The owner of the property at 1350 Hayworth Ave. is proposing to demolish a 1940s era two-story, 16-unit apartment building to construct a four-story, 17-unit luxury condominium building.
The project came before the City Council at , where the council rejected the ultra-modern design, saying it did not fit with the character of the street and was too large in comparison to the other buildings in the neighborhood.
The project came back to the Council at , where the Council again rejected it saying the architect had failed to incorporate the suggestions for changes into the design.
But this time, the Council did approve, although still not happy with the modern design.
“This is as good as its going to get under the circumstances,” said Councilmember John D’Amico, who has sat in on neighborhood meetings concerning the building.

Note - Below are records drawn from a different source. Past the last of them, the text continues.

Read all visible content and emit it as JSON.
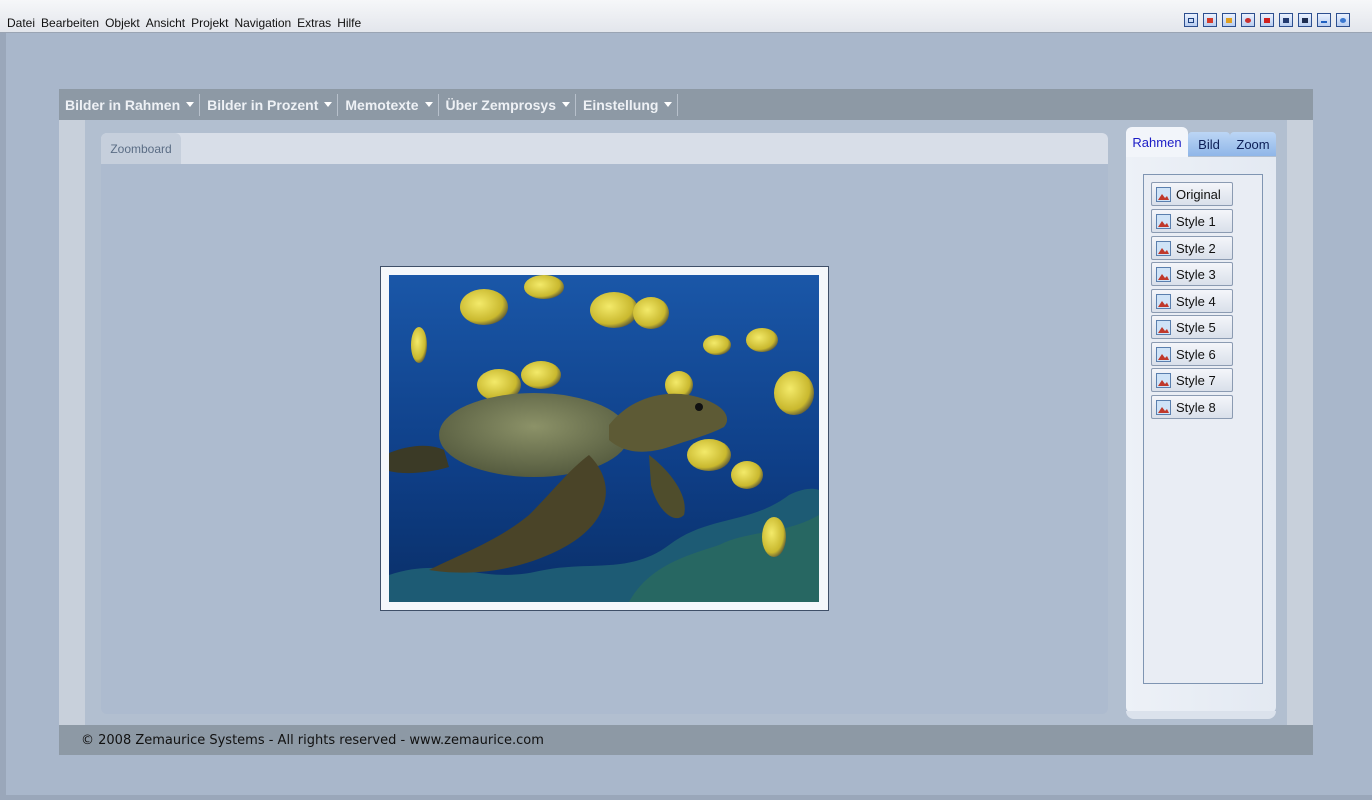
{
  "menubar": {
    "items": [
      "Datei",
      "Bearbeiten",
      "Objekt",
      "Ansicht",
      "Projekt",
      "Navigation",
      "Extras",
      "Hilfe"
    ],
    "toolbar_icons": [
      "window-icon",
      "chart-icon",
      "mail-icon",
      "gear-icon",
      "flag-icon",
      "users-icon",
      "film-icon",
      "check-icon",
      "help-icon"
    ]
  },
  "nav": {
    "items": [
      "Bilder in Rahmen",
      "Bilder in Prozent",
      "Memotexte",
      "Über Zemprosys",
      "Einstellung"
    ]
  },
  "zoomboard": {
    "tab_label": "Zoomboard",
    "image": "sea-turtle-with-yellow-fish"
  },
  "side_panel": {
    "tabs": [
      "Rahmen",
      "Bild",
      "Zoom"
    ],
    "active_tab": "Rahmen",
    "styles": [
      "Original",
      "Style 1",
      "Style 2",
      "Style 3",
      "Style 4",
      "Style 5",
      "Style 6",
      "Style 7",
      "Style 8"
    ]
  },
  "footer": {
    "text": "© 2008 Zemaurice Systems - All rights reserved - www.zemaurice.com"
  },
  "colors": {
    "background": "#a9b7cb",
    "nav_bar": "#8d99a5",
    "active_tab_text": "#1b1cc6"
  }
}
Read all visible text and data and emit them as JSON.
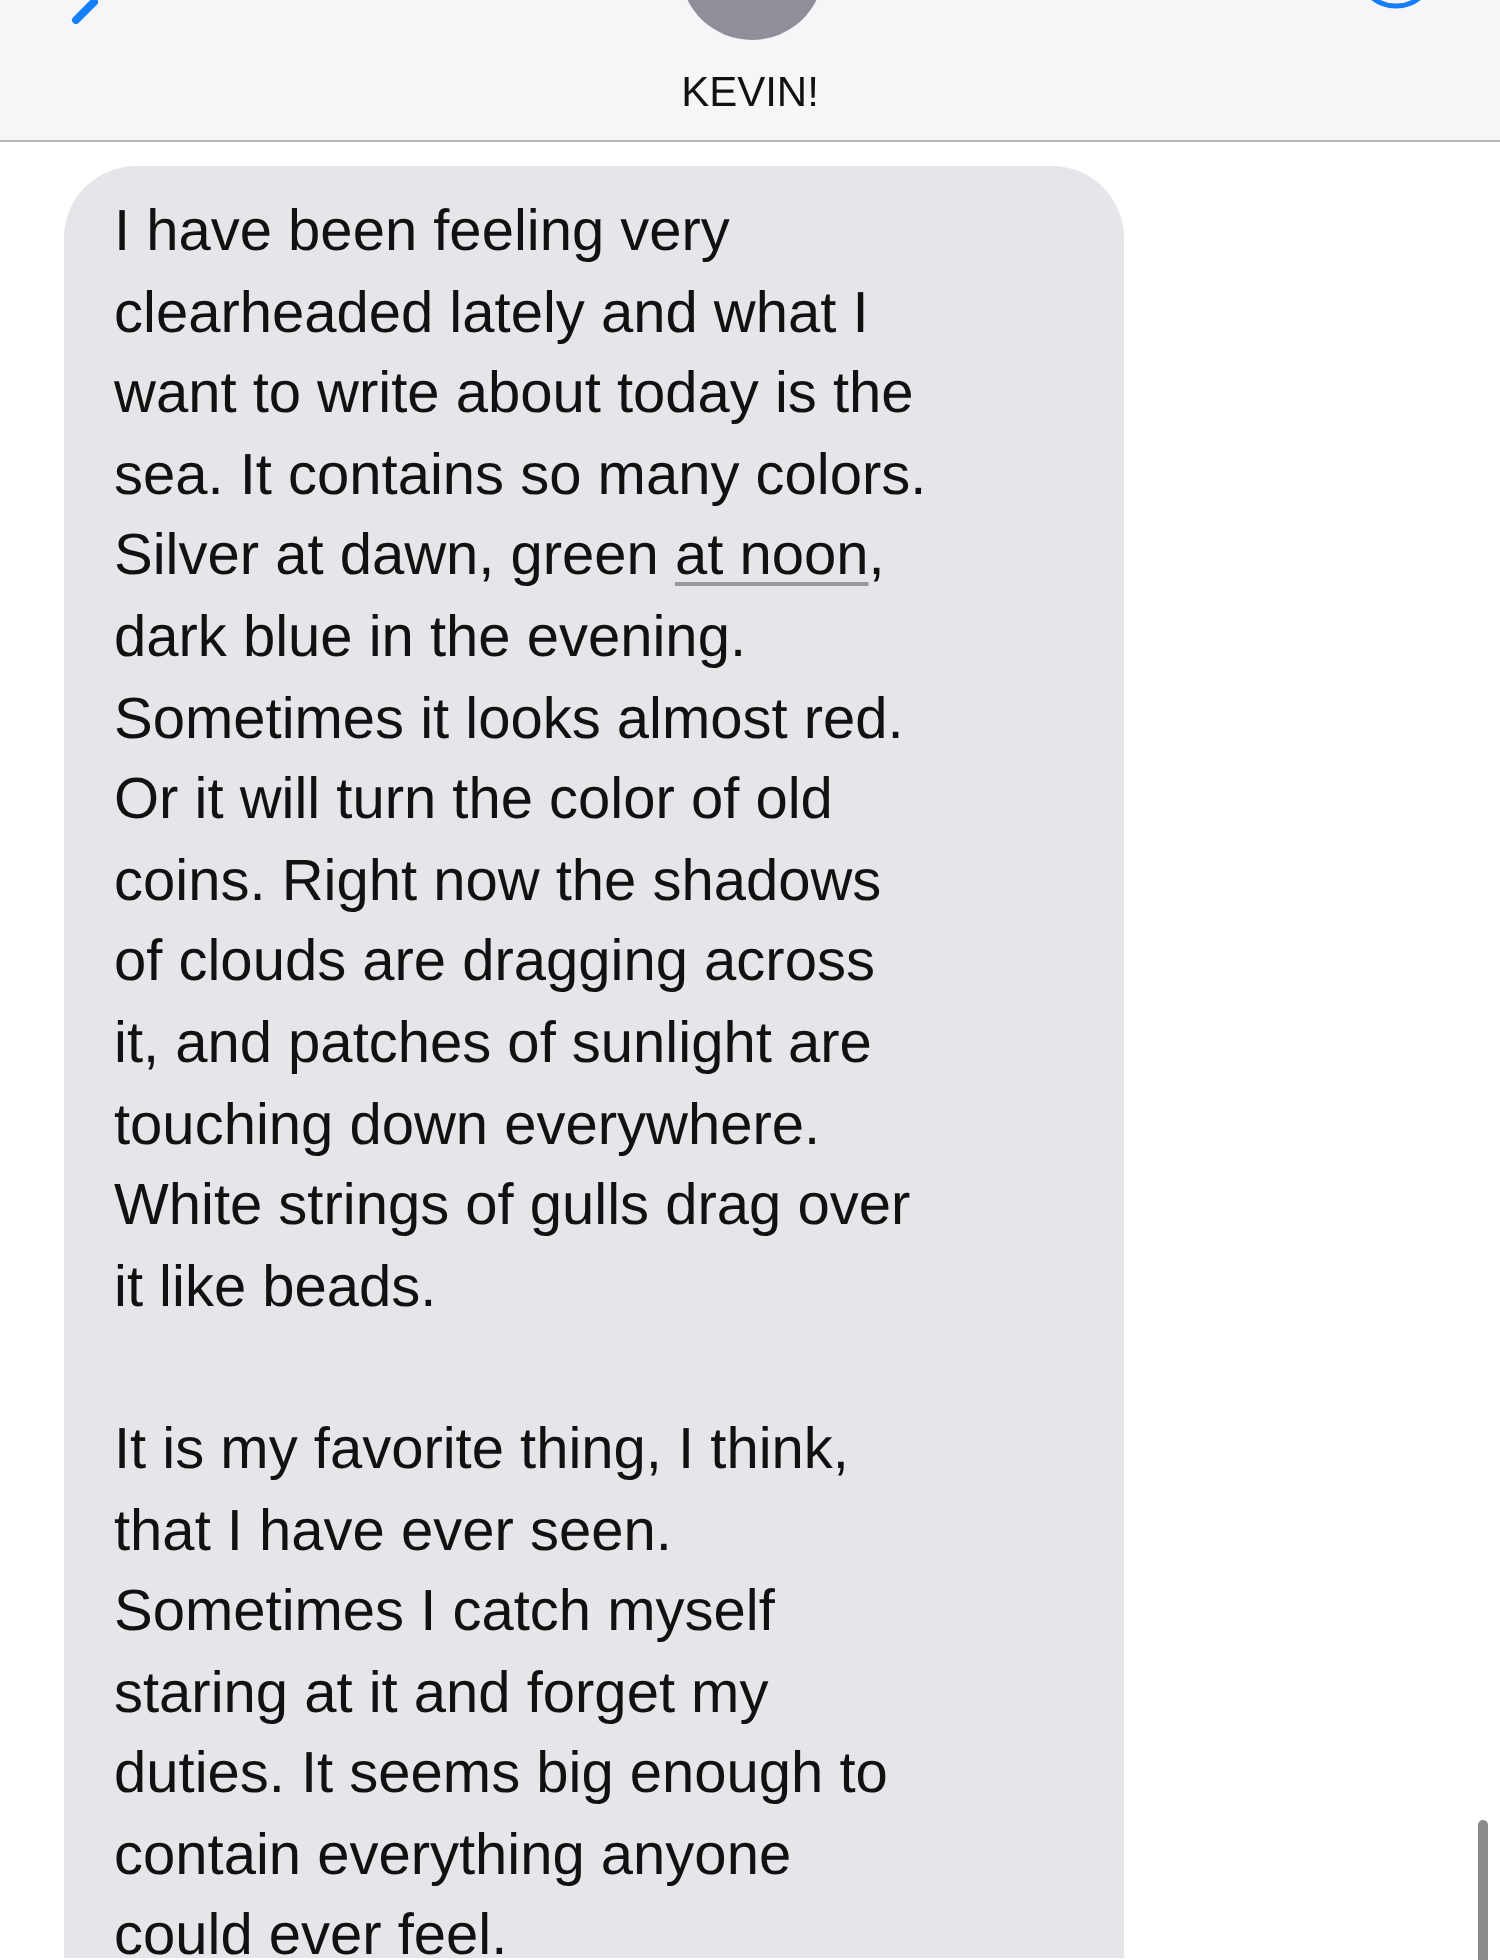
{
  "header": {
    "title": "KEVIN!"
  },
  "messages": [
    {
      "paragraphs": [
        [
          {
            "kind": "text",
            "text": "I have been feeling very\nclearheaded lately and what I\nwant to write about today is the\nsea. It contains so many colors.\nSilver at dawn, green "
          },
          {
            "kind": "link",
            "text": "at noon"
          },
          {
            "kind": "text",
            "text": ",\ndark blue in the evening.\nSometimes it looks almost red.\nOr it will turn the color of old\ncoins. Right now the shadows\nof clouds are dragging across\nit, and patches of sunlight are\ntouching down everywhere.\nWhite strings of gulls drag over\nit like beads."
          }
        ],
        [
          {
            "kind": "text",
            "text": "It is my favorite thing, I think,\nthat I have ever seen.\nSometimes I catch myself\nstaring at it and forget my\nduties. It seems big enough to\ncontain everything anyone\ncould ever feel."
          }
        ]
      ]
    }
  ]
}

The developer has scaled the project down by 4,000 feet from the original design and also increased the setbacks in response to those neighborhood meetings.
Of particular concern was the impact on the Hollywood Riviera, the adjacent historic building at 1400 Hayworth Avenue. Designed by famed architect Edward Fickett, FAIA, that building has always had unobstructed views from its courtyard and Riviera residents wanted to assure it stayed that way.
The fourth floor of the original design of 1350 Hayworth would have been visible from the Riviera’s courtyard, but with this latest design, the fourth floor setback is 19 feet, enough so it will not be visible from the courtyard.
Residents living on the Riviera’s south side, which faces the 1350 building, will have their sunlight obstructed partially by the building, especially in winter, but less so than in the original design thanks to that 19-foot fourth floor setback.
Councilmember John Duran said the developer had addressed the council’s concerns, while Mayor Pro Tem Abbe Land said the latest design did take into account the Riviera and the entire street.
The Council voted 3-1 to approve the project. Mayor Jeff Prang voted against it. Councilmember John Heilman was not present for the meeting as he is traveling in Europe.